EXERCISE OBJECTIVE:
Every record needs to be set down again without a single difference.

DATA RECORDS:

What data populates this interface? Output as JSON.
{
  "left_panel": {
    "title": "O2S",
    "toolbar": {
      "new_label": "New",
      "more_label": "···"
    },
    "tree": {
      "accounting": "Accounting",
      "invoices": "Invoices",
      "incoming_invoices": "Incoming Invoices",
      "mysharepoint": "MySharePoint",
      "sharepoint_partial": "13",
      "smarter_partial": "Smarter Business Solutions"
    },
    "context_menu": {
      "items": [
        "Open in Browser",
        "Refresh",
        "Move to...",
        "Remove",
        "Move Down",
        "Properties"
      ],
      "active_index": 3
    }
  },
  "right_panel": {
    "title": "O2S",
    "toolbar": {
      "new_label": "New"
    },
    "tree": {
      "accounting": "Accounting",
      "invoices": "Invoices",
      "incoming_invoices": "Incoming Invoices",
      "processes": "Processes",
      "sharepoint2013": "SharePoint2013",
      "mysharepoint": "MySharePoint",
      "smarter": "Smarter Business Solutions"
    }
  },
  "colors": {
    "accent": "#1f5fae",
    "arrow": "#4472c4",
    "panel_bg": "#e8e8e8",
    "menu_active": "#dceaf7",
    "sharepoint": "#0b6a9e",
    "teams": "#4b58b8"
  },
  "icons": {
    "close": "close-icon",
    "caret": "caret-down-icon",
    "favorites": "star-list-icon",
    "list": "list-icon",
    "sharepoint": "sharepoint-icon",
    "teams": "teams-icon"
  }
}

SOLUTION TO THE EXERCISE:
What data populates this interface? Output as JSON.
{
  "left_panel": {
    "title": "O2S",
    "toolbar": {
      "new_label": "New",
      "more_label": "···"
    },
    "tree": {
      "accounting": "Accounting",
      "invoices": "Invoices",
      "incoming_invoices": "Incoming Invoices",
      "mysharepoint": "MySharePoint",
      "sharepoint_partial": "13",
      "smarter_partial": "Smarter Business Solutions"
    },
    "context_menu": {
      "items": [
        "Open in Browser",
        "Refresh",
        "Move to...",
        "Remove",
        "Move Down",
        "Properties"
      ],
      "active_index": 3
    }
  },
  "right_panel": {
    "title": "O2S",
    "toolbar": {
      "new_label": "New"
    },
    "tree": {
      "accounting": "Accounting",
      "invoices": "Invoices",
      "incoming_invoices": "Incoming Invoices",
      "processes": "Processes",
      "sharepoint2013": "SharePoint2013",
      "mysharepoint": "MySharePoint",
      "smarter": "Smarter Business Solutions"
    }
  },
  "colors": {
    "accent": "#1f5fae",
    "arrow": "#4472c4",
    "panel_bg": "#e8e8e8",
    "menu_active": "#dceaf7",
    "sharepoint": "#0b6a9e",
    "teams": "#4b58b8"
  },
  "icons": {
    "close": "close-icon",
    "caret": "caret-down-icon",
    "favorites": "star-list-icon",
    "list": "list-icon",
    "sharepoint": "sharepoint-icon",
    "teams": "teams-icon"
  }
}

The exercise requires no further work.